- Naming: CostCentreStack/CostCentre? or CCS/CC? Old API used CCS/CC
- Instead of the current interface, we could publish STM variables which are updated by the GC; listening is then just an ordinary STM transaction. This might be tricky to implement.
- Listener is a new garbage collected object; we expect it can be implemented as a simple PRIM using techniques similar to StgMVarTSOQueue.
- Checks for listeners occur during heap census; you'll need to pass the -hc flag for this machinery to do anything. Actually, we added a new flag -hl which is -hc but without writing an .hp file. See also #7751 which will dramatically improve performance. Right now, running heap census is very slow; if we can make censuses incremental their cost can be amortized with ordinary garbage collector behavior.
Interaction with traditional profiling
Resource limits must be compiled with -prof; we’d like to treat profiling as semantics preserving but resource limits are anything but. In the long term, it is probably desirable to consider these distinctive systems which happen to share a common mechanism. As a first draft, we don’t intend on supporting profiling and resource limits simultaneously; the dynamic SCC machinery can be used for enhanced profiling or for marking resource limits, but not both. It may be possible to extend the resource limit machinery to handle “superfluous” cost-centres, but this would be more complicated and costly, since a costs will now be spattered over many CostCentre objects and need to be recombined. Currently, the profiling machinery can perform this calculation, but only calculates inherited resource usage at the very end, so this could be expensive.
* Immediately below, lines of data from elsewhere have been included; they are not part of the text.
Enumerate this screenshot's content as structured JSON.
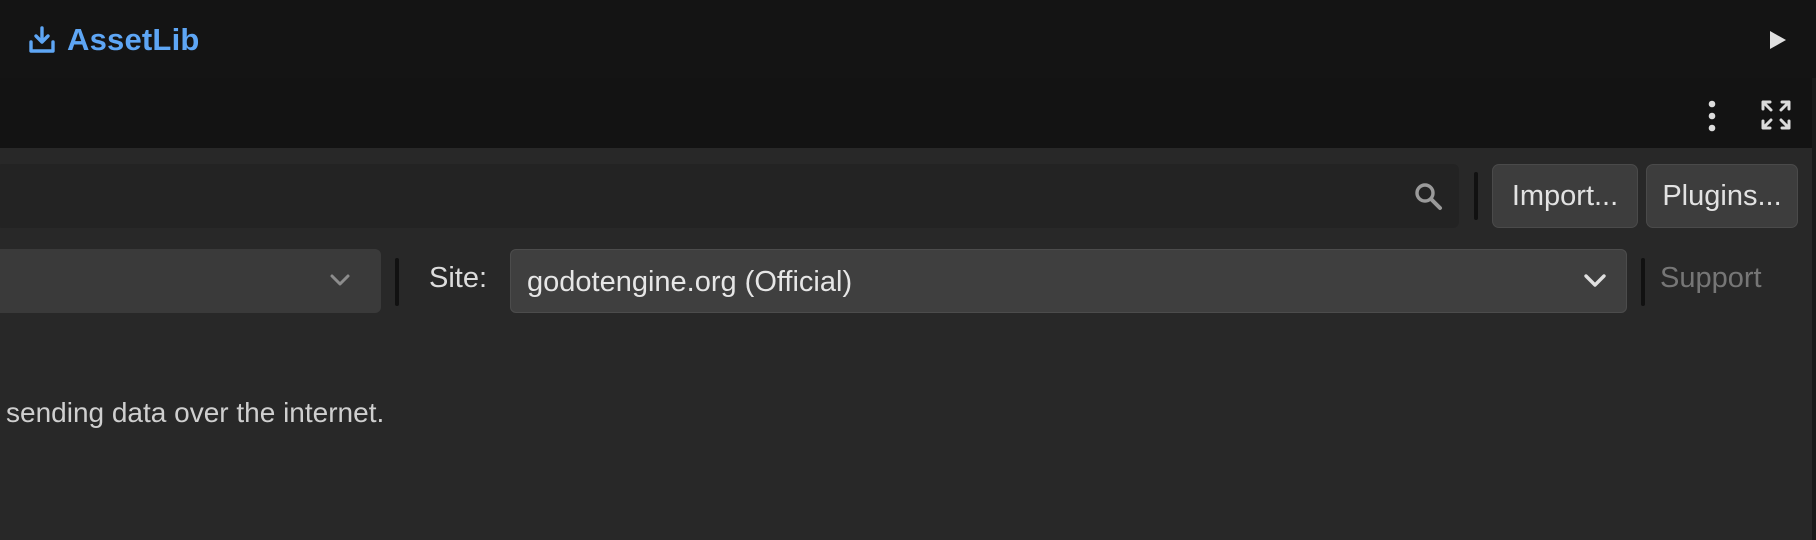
{
  "header": {
    "active_tab": "AssetLib",
    "colors": {
      "accent": "#5ea6f5"
    }
  },
  "toolbar": {
    "play_icon": "play-icon",
    "menu_icon": "kebab-menu-icon",
    "fullscreen_icon": "fullscreen-icon"
  },
  "search": {
    "value": "",
    "placeholder": "",
    "icon": "search-icon"
  },
  "actions": {
    "import_label": "Import...",
    "plugins_label": "Plugins..."
  },
  "filters": {
    "left_dropdown_value": "",
    "site_label": "Site:",
    "site_value": "godotengine.org (Official)",
    "support_label": "Support"
  },
  "notice": {
    "text": "sending data over the internet."
  }
}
Since non-dynamic SCCs can interfere with accurate cost attribution, we add a new flag -fprof-drop which drops all SCC pragmas.
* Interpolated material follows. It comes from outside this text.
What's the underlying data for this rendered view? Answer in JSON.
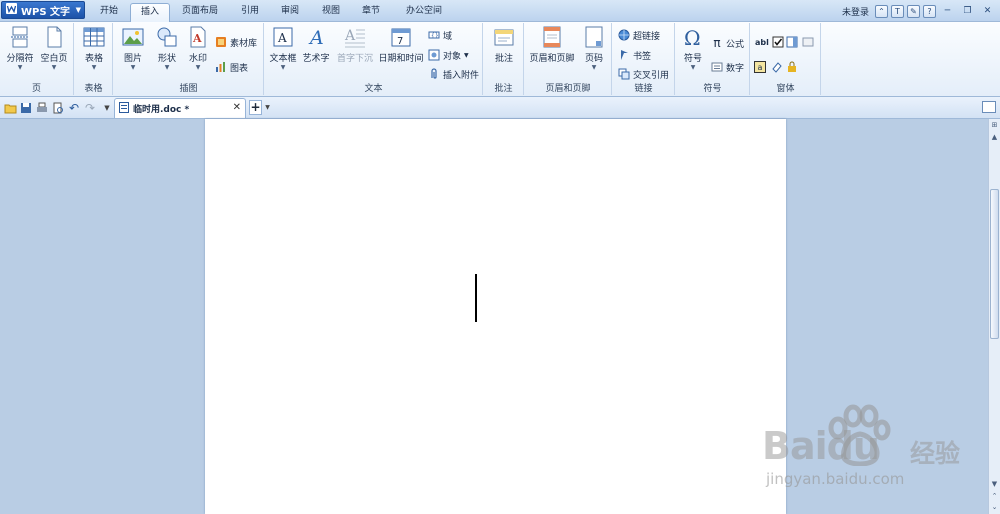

One of the most important intended use-cases of resource limits is when you are rapidly loading and unloading large amounts of untrusted code (think http://tryhaskell.org/). So an important thing to get right is avoiding long term memory leakage, either from leftover objects from the untrusted code or related infrastructure.
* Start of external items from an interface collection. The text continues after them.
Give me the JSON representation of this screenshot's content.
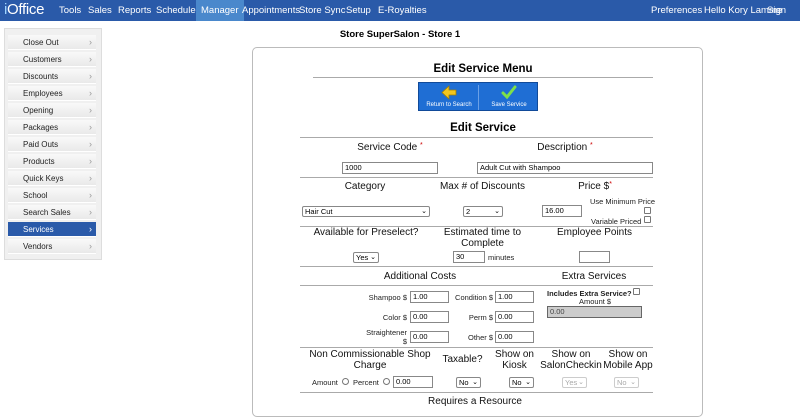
{
  "app": {
    "logo_prefix": "i",
    "logo_rest": "Office"
  },
  "nav": {
    "items": [
      "Tools",
      "Sales",
      "Reports",
      "Scheduler",
      "Manager",
      "Appointments",
      "Store Sync",
      "Setup",
      "E-Royalties"
    ],
    "active": "Manager",
    "preferences": "Preferences",
    "greeting": "Hello Kory Lamme",
    "signout": "Sign out"
  },
  "sidebar": {
    "items": [
      "Close Out",
      "Customers",
      "Discounts",
      "Employees",
      "Opening",
      "Packages",
      "Paid Outs",
      "Products",
      "Quick Keys",
      "School",
      "Search Sales",
      "Services",
      "Vendors"
    ],
    "active": "Services"
  },
  "store_title": "Store SuperSalon - Store 1",
  "menu": {
    "title": "Edit Service Menu",
    "return_label": "Return to Search",
    "save_label": "Save Service"
  },
  "form": {
    "title": "Edit Service",
    "service_code_label": "Service Code",
    "service_code": "1000",
    "description_label": "Description",
    "description": "Adult Cut with Shampoo",
    "required_mark": "*",
    "category_label": "Category",
    "category": "Hair Cut",
    "max_discounts_label": "Max # of Discounts",
    "max_discounts": "2",
    "price_label": "Price $",
    "price": "16.00",
    "use_min_price_label": "Use Minimum Price",
    "variable_priced_label": "Variable Priced",
    "preselect_label": "Available for Preselect?",
    "preselect": "Yes",
    "est_time_label_1": "Estimated time to",
    "est_time_label_2": "Complete",
    "est_time": "30",
    "minutes_label": "minutes",
    "employee_points_label": "Employee Points",
    "employee_points": "",
    "additional_costs_label": "Additional Costs",
    "shampoo_label": "Shampoo $",
    "shampoo": "1.00",
    "condition_label": "Condition $",
    "condition": "1.00",
    "color_label": "Color $",
    "color": "0.00",
    "perm_label": "Perm $",
    "perm": "0.00",
    "straightener_label_1": "Straightener",
    "straightener_label_2": "$",
    "straightener": "0.00",
    "other_label": "Other $",
    "other": "0.00",
    "extra_services_label": "Extra Services",
    "includes_extra_label": "Includes Extra Service?",
    "extra_amount_label": "Amount $",
    "extra_amount": "0.00",
    "noncomm_label_1": "Non Commissionable Shop",
    "noncomm_label_2": "Charge",
    "amount_label": "Amount",
    "percent_label": "Percent",
    "noncomm_value": "0.00",
    "taxable_label": "Taxable?",
    "taxable": "No",
    "kiosk_label_1": "Show on",
    "kiosk_label_2": "Kiosk",
    "kiosk": "No",
    "salon_label_1": "Show on",
    "salon_label_2": "SalonCheckin",
    "salon": "Yes",
    "mobile_label_1": "Show on",
    "mobile_label_2": "Mobile App",
    "mobile": "No",
    "requires_resource_label": "Requires a Resource"
  }
}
On the unloading code front, one technique that could be employed is to replace all third-party closures with “error” frames upon unloading. Similar techniques are already being employed in GHC, and it is semantically sound even if another thread has already witnessed the full value of the data structure: one can imagine some supervisor process sending an asynchronous exception when some unloaded data is accessed. (XXX this may have bad interactions with mask and uninterruptibleMask).
On the cost centre front, the runtime currently assumes that cost centres are permanent and never deallocated. One technique for deallocating a cost-centre goes as follows. We first allocate a distinguished “catch-all” cost-centre which tracks all deallocated cost centres. When we would like to deallocate a cost centre, we mark the cost centre as killed, and upon the next major garbage collection, we look at the cost-centres pointed to by all of the heap objects and rewrite them if they correspond to a killed cost-centre. We also donate all of the cost-centre’s statistics to the catch-all. It is also necessary to rewrite any in-Haskell references to the cost-centre (so we need a new infotable to mark these references.) Once this is done, we’ve removed all references to the cost-centre and it can be dropped. (This is not quite true; CC_LIST and any cost-centre stacks also have to be updated.)
Callback triple fault
Finalizer could trigger a new finalizer, ad infinitum. However, if you don't allocate a new finalizer in the callback, you should be fine.
These mailing list threads may be of interest:
- http://www.haskell.org/pipermail/ghc-devs/2013-March/000680.html (first announce of this)
- http://www.haskell.org/pipermail/glasgow-haskell-users/2012-April/022258.html (earlier discussion about space resource limits)